This exercise should help you simplify your seeing into drawing. I found this pasted into a sketchbook of mine and wanted to share it with you.
The aim is to try to encourage you to think in tonal areas. My natural habit is to draw in a linear way; I think most of us do – we use line to follow form and contours, making outlines. Even if I’m drawing tonal areas I often use line to make the delineation.
Here’s the page in my sketchbook:
I used an image from a newspaper and I would recommend you try this first. Using an image that is already two dimensional will be easier to start off with. The image is already contained and you will find it simpler than trying to interpret from a real scene. You will need paper, or a sketchbook, and a soft pencil I used a 3B.
Look at the image carefully: you are looking to divide what you see into 4 tonal areas: a very dark (almost black), white, and 2 mid tone greys. Look for at least 30 seconds. Not just a passing glance but try to capture and hold the image in your mind.
Once you think you have the image in your mind, look to your page and draw as much as you can you can in just 30 seconds maximum. You can see my first image was linear in form. This is fine – it helps you adjust to the overall composition.
Next make 4 small boxes and create your 4 tones with pencil as you can see in the bottom left.
Now you have made the 4 tonal areas look back towards the image with these in mind and decide which areas are which. Where are the real darkest areas? Which parts are going to be the highlights you leave white? How will you make the distinction between the mid tones? If you find it hard to decide then screwing up your eyes and squinting can help simplify what you are looking at.
Then look back to your page and from memory try to draw the image again, just using tones. You will see from my note that this took me one minute to draw. Spend up to 2 minutes but aim to work quickly – remember you are not looking for detail but a way to capture the overall tonal pattern of the image.

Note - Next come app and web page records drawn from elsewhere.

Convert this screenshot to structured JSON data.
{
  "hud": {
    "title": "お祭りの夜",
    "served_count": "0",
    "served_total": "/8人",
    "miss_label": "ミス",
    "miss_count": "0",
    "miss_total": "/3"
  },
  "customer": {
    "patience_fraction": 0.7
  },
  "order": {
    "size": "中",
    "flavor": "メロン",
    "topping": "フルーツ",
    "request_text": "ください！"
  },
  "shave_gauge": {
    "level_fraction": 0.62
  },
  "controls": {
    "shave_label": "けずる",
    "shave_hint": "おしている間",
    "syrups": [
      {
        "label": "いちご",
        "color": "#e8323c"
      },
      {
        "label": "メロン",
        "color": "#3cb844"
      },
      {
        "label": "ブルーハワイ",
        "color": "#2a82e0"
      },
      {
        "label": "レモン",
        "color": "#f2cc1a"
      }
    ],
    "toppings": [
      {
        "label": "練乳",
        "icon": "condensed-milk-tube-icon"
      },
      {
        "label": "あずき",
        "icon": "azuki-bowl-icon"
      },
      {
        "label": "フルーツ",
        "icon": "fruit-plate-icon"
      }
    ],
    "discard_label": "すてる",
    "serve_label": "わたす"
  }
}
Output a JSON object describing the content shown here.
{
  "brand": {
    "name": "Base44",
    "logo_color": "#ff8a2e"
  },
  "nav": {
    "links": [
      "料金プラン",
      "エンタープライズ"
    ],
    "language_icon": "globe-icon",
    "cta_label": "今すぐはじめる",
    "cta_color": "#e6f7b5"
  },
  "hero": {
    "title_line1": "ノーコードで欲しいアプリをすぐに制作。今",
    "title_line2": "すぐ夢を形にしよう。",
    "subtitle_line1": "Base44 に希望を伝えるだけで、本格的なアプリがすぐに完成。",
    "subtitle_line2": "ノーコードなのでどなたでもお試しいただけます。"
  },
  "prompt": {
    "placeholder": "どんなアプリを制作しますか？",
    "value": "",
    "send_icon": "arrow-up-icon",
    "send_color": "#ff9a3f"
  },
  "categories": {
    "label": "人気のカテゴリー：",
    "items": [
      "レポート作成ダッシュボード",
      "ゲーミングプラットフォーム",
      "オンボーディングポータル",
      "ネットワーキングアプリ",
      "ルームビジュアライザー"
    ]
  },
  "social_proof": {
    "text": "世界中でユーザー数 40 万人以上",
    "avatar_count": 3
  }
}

Improving your visual memory is a key skill in drawing; spend at least as long looking as drawing!
Have a go with a newspaper image first. Then try from real life. Good luck!